July 23, 2013

Superman/Batman Movie

Yes, this movie is happening and if they're wise they should definitely grab plot points from Frank Miller's The Dark Knight Returns.  An older, darker, grouchier Batman against a morally weakened, puppetized man of steel? That would be great, at least in concept. DC has a history of ruining their movies, and their Superman track record isn't great either, but I give this high hopes for succeeding. The comics are fan favorites and the movie should do well. Looking forward to hearing more about this.

July 22, 2013

The Night Gwen Stacy Died

For Spider-Man fans, a new twist: a novel which uses Peter Parker's life as a rough outline then alters it to place it in the real world and with slightly different characters. Peter's still there, but he's not a superhero. Thus, no costume, no webbing, no super-villains. Gwen Stacy's not in the book either except in the guise of Peter's new girlfriend who adopts and begins using the name. Oh, and Peter's a cab driver with a bit of precognition going on. Think of this as a real-world novel with a guy named Peter Parker who seems awfully familiar.  Worth a read.

July 19, 2013

Microsoft Surface - coming to a clearance sale near you?

CNET recently published a story about Microsoft Surface and it's problems gaining traction.  In my opinion they've gotten it all wrong. CNET mentions that the lighthearted dancing ads was inappropriately themed for a device aimed at the business crowd. While that is a viable opinion, my take is that's exactly why they did it. They wanted to show a device that could replace your laptop, could do real work, but was also fun. The whole enchilada. They took a chance. Instead of showing staid suitly-clad businessmen on their way to the boardroom they showed young hipsters dancing in the conference room. If you're trying to make a product look cool, this was a good attempt.

The story also declares that Steve Jobs wouldn't have done this, and that's why Apple is far ahead of the game and Microsoft is...Microsoft. Yet, while the iPad was marketed primarily as an entertainment and consumption device there's no denying it has slipped in through the back door of many companies and it can do real work. Later ads have shown it being used in the fields of music, architecture and medicine. But what ads are they best known for? The silhouetted dancers. So now I wonder why Microsoft tried that tactic?

July 16, 2013

Google Reader

Google reader was put to rest on July 1, Google seeing fit to sunset a product that was obviously loved by many. It seems like one by one some of our favorite longstanding products don't pass muster anymore and despite our objections that they're still perfectly usable get banished to some archive like a blog you've forgotten or your Myspace page.

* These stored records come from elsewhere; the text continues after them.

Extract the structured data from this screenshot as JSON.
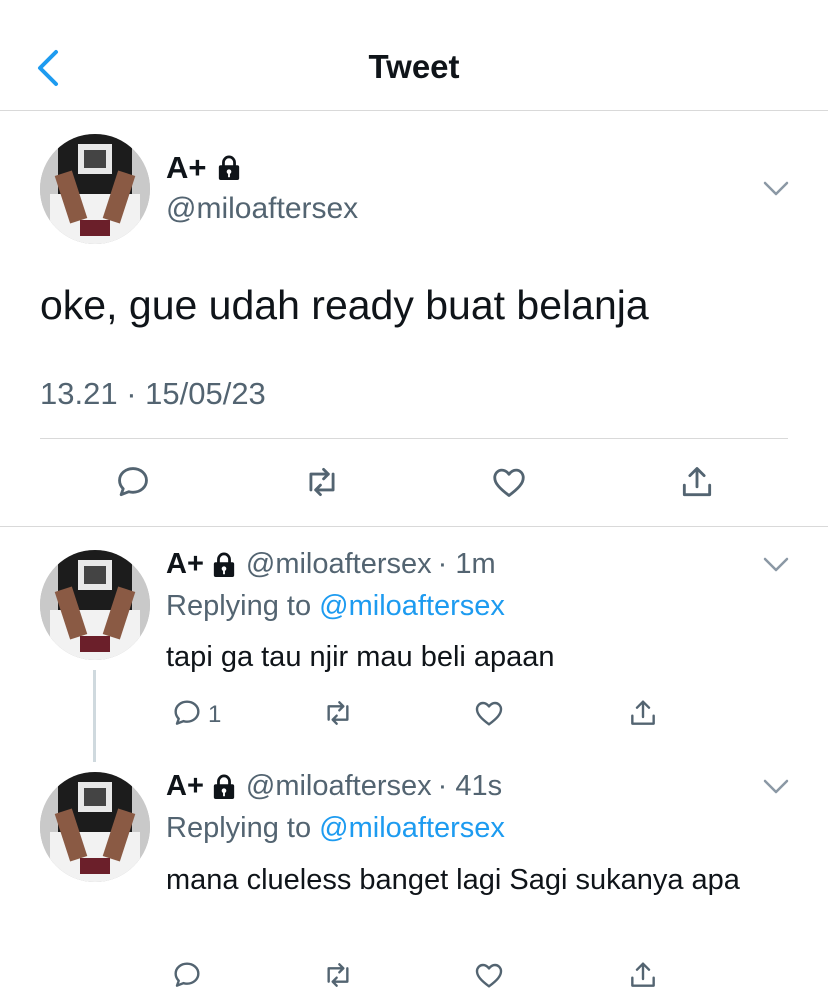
{
  "header": {
    "title": "Tweet",
    "back_icon": "chevron-left-icon"
  },
  "colors": {
    "accent": "#1d9bf0",
    "secondary_text": "#536471",
    "divider": "#d9d9d9"
  },
  "main_tweet": {
    "author_name": "A+",
    "lock_icon": "lock-icon",
    "handle": "@miloaftersex",
    "text": "oke, gue udah ready buat belanja",
    "timestamp": "13.21 · 15/05/23",
    "actions": [
      "reply-icon",
      "retweet-icon",
      "like-icon",
      "share-icon"
    ]
  },
  "replies": [
    {
      "author_name": "A+",
      "handle": "@miloaftersex",
      "time": "· 1m",
      "replying_prefix": "Replying to",
      "replying_to": "@miloaftersex",
      "text": "tapi ga tau njir mau beli apaan",
      "reply_count": "1"
    },
    {
      "author_name": "A+",
      "handle": "@miloaftersex",
      "time": "· 41s",
      "replying_prefix": "Replying to",
      "replying_to": "@miloaftersex",
      "text": "mana clueless banget lagi Sagi sukanya apa"
    }
  ]
}
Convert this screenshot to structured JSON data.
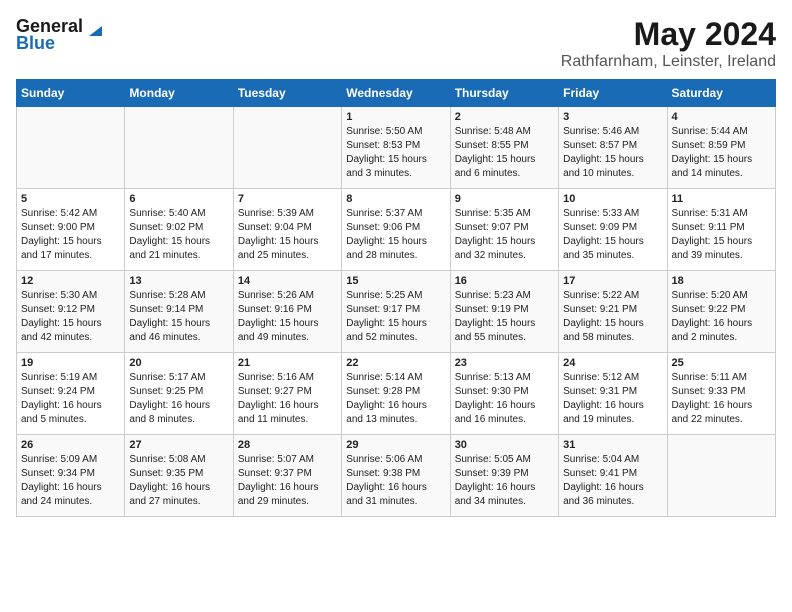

It does seem as if Google underestimated how popular this product was. They have tons of data at their disposal and thus should know exactly how often it was being used, yet their initial reasoning that Reader use was declining doesn't seem to hold much water. If that were so then people would scarcely look up when they read the announcement. They'd be too consumed by the newer tools they were using, too busy to care about a tool they'd long forgotten, as Google suggested. Instead what they were presented with was something of a backlash, a cry for help, or many cries at once.

 It was almost as if hundreds of voices cried out at once -- Ben Kenobi

One by one the news stories were filed first by technology blogs then mainstream press alike. And they weren't just reporting the facts, they were lamenting them and the departure of a tool they used every day. Every. Day. Does that sound like a tool that's use is declining and dying?

Gigaom does a good job of chronicling some of the reasons Google pulled the plug and the most interesting/compelling reason is because it was too open. That's right: too open. With competition from Facebook and Twitter each building their own ecosystems which are essentially walled gardens Google felt the need to build their own which is how we got Google+. While Gigaom correctly points this out, they also state that the underlying technology responsible for this openness, RSS, isn't going anywhere and can still be used with a different reader. What they didn't point out was how much power Google has to affect this as well: they own Blogger as well as other web site creation and hosting tools like Google Sites. What if someday Google decides to not support RSS at all? Imagine every Blogger site's RSS feed broken for good. Or imagine the Chrome browser not supporting RSS and somehow not playing nice with sites like Feedly. It wouldn't be the first time a major player has dropped support for a technology, as evidenced by the broken Flash-enabled web pages on Apple devices.  Its unlikely Google would do this, but if they don't want their content being automatically pulled into Feedly or the new Digg reader then its a step they could take. All the while making it extremely easy to automatically pull that data and share it using Google+.